### [TASK GOAL]
Return the listing exactly as it appears, but strip out the images.

### [MATERIAL FOR THIS TASK]
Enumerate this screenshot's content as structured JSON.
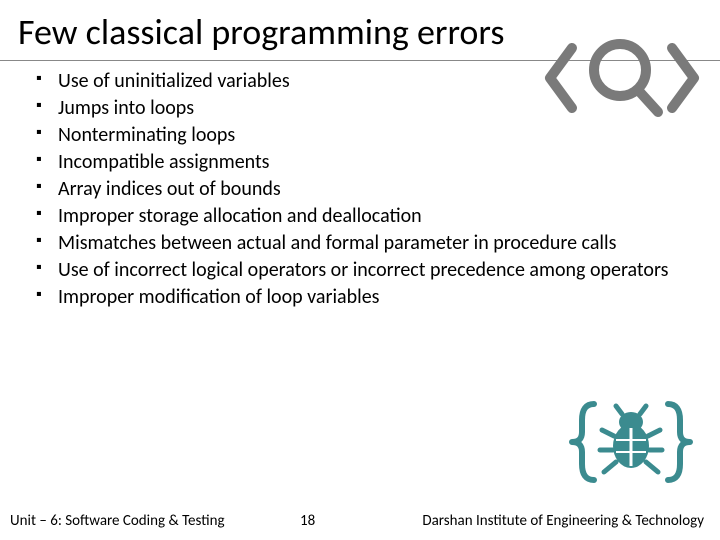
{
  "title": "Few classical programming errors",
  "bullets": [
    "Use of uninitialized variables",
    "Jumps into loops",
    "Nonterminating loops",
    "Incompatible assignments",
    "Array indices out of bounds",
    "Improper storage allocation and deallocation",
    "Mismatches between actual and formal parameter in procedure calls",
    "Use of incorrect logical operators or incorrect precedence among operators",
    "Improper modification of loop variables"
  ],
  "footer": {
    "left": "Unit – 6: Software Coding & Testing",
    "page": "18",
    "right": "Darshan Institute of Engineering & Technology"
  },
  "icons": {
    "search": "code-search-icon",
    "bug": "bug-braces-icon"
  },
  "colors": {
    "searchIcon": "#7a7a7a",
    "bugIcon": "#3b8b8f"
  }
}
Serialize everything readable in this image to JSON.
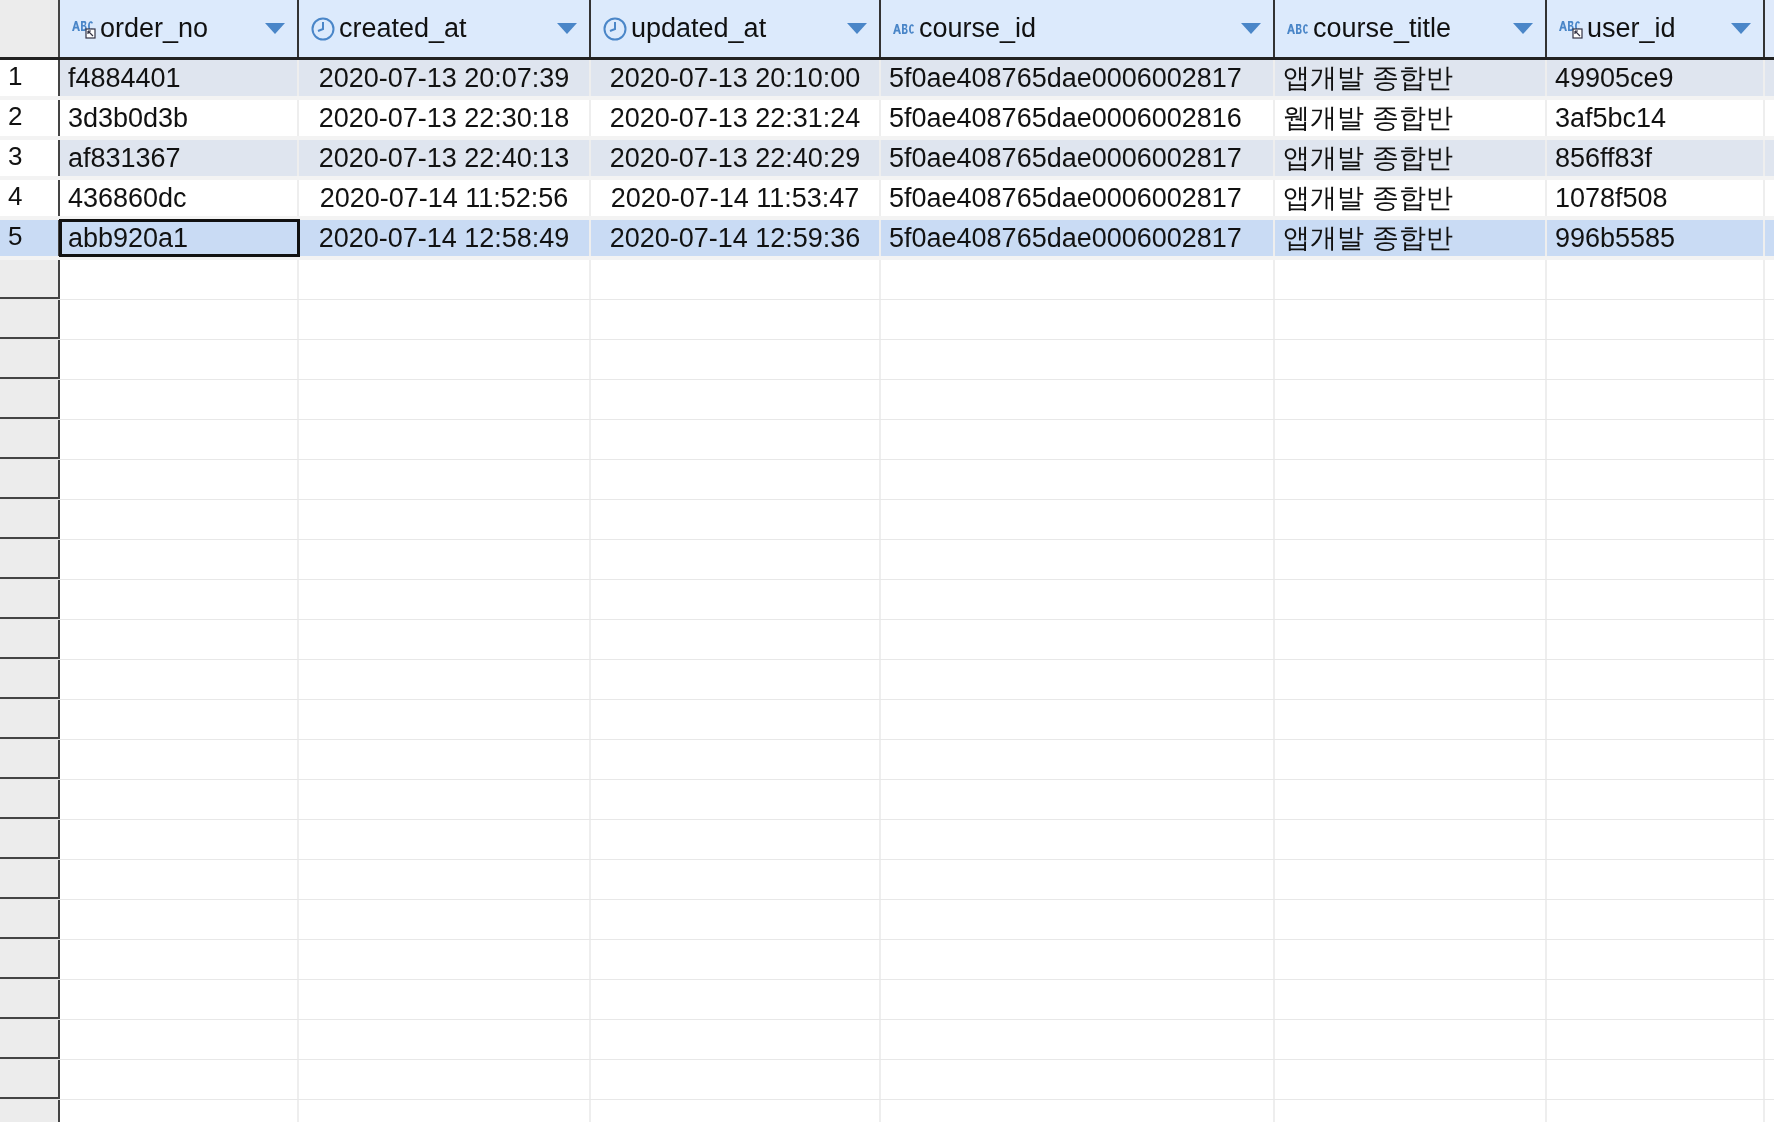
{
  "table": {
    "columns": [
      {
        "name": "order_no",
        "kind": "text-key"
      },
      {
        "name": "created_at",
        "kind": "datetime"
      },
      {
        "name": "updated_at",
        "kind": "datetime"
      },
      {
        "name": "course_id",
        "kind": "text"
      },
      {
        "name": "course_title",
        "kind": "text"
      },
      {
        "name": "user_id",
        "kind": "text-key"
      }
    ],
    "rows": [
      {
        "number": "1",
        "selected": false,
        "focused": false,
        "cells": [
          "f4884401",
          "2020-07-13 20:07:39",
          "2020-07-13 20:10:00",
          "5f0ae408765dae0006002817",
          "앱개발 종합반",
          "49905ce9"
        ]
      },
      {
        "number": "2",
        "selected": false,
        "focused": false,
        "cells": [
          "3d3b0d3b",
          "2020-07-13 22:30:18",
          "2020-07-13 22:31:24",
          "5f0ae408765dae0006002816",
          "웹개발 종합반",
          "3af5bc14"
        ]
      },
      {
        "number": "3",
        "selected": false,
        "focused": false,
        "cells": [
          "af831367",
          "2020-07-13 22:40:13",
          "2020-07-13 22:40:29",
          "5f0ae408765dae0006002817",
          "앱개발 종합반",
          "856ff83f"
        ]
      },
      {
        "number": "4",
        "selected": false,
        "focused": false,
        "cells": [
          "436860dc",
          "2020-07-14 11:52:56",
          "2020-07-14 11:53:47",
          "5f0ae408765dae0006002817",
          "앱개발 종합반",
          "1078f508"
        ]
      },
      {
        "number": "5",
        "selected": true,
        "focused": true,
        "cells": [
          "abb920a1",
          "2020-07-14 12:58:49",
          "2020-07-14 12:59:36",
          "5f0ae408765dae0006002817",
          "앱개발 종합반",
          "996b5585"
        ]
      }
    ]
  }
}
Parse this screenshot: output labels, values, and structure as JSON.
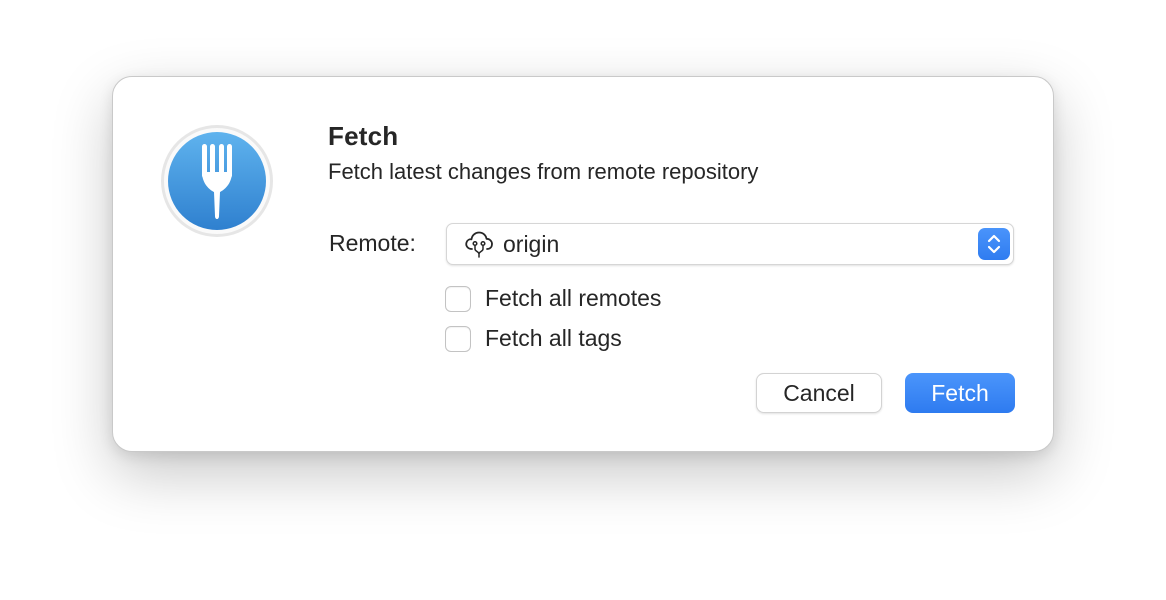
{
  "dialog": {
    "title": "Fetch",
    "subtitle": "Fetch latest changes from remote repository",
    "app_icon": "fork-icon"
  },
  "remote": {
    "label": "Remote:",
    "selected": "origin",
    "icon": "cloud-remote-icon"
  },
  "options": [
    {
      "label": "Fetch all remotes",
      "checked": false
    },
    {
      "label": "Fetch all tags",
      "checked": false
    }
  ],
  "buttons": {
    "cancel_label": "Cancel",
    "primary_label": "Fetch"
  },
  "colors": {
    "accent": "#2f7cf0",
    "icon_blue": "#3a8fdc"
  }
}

### [WORKED SOLUTION]
Enumerate this screenshot's content as structured JSON.
{
  "title": "Few classical programming errors",
  "bullets": [
    "Use of uninitialized variables",
    "Jumps into loops",
    "Nonterminating loops",
    "Incompatible assignments",
    "Array indices out of bounds",
    "Improper storage allocation and deallocation",
    "Mismatches between actual and formal parameter in procedure calls",
    "Use of incorrect logical operators or incorrect precedence among operators",
    "Improper modification of loop variables"
  ],
  "footer": {
    "left": "Unit – 6: Software Coding & Testing",
    "page": "18",
    "right": "Darshan Institute of Engineering & Technology"
  },
  "icons": {
    "search": "code-search-icon",
    "bug": "bug-braces-icon"
  },
  "colors": {
    "searchIcon": "#7a7a7a",
    "bugIcon": "#3b8b8f"
  }
}
Serialize everything readable in this image to JSON.
{
  "table": {
    "columns": [
      {
        "name": "order_no",
        "kind": "text-key"
      },
      {
        "name": "created_at",
        "kind": "datetime"
      },
      {
        "name": "updated_at",
        "kind": "datetime"
      },
      {
        "name": "course_id",
        "kind": "text"
      },
      {
        "name": "course_title",
        "kind": "text"
      },
      {
        "name": "user_id",
        "kind": "text-key"
      }
    ],
    "rows": [
      {
        "number": "1",
        "selected": false,
        "focused": false,
        "cells": [
          "f4884401",
          "2020-07-13 20:07:39",
          "2020-07-13 20:10:00",
          "5f0ae408765dae0006002817",
          "앱개발 종합반",
          "49905ce9"
        ]
      },
      {
        "number": "2",
        "selected": false,
        "focused": false,
        "cells": [
          "3d3b0d3b",
          "2020-07-13 22:30:18",
          "2020-07-13 22:31:24",
          "5f0ae408765dae0006002816",
          "웹개발 종합반",
          "3af5bc14"
        ]
      },
      {
        "number": "3",
        "selected": false,
        "focused": false,
        "cells": [
          "af831367",
          "2020-07-13 22:40:13",
          "2020-07-13 22:40:29",
          "5f0ae408765dae0006002817",
          "앱개발 종합반",
          "856ff83f"
        ]
      },
      {
        "number": "4",
        "selected": false,
        "focused": false,
        "cells": [
          "436860dc",
          "2020-07-14 11:52:56",
          "2020-07-14 11:53:47",
          "5f0ae408765dae0006002817",
          "앱개발 종합반",
          "1078f508"
        ]
      },
      {
        "number": "5",
        "selected": true,
        "focused": true,
        "cells": [
          "abb920a1",
          "2020-07-14 12:58:49",
          "2020-07-14 12:59:36",
          "5f0ae408765dae0006002817",
          "앱개발 종합반",
          "996b5585"
        ]
      }
    ]
  }
}
Parse this screenshot: output labels, values, and structure as JSON.
{
  "dialog": {
    "title": "Fetch",
    "subtitle": "Fetch latest changes from remote repository",
    "app_icon": "fork-icon"
  },
  "remote": {
    "label": "Remote:",
    "selected": "origin",
    "icon": "cloud-remote-icon"
  },
  "options": [
    {
      "label": "Fetch all remotes",
      "checked": false
    },
    {
      "label": "Fetch all tags",
      "checked": false
    }
  ],
  "buttons": {
    "cancel_label": "Cancel",
    "primary_label": "Fetch"
  },
  "colors": {
    "accent": "#2f7cf0",
    "icon_blue": "#3a8fdc"
  }
}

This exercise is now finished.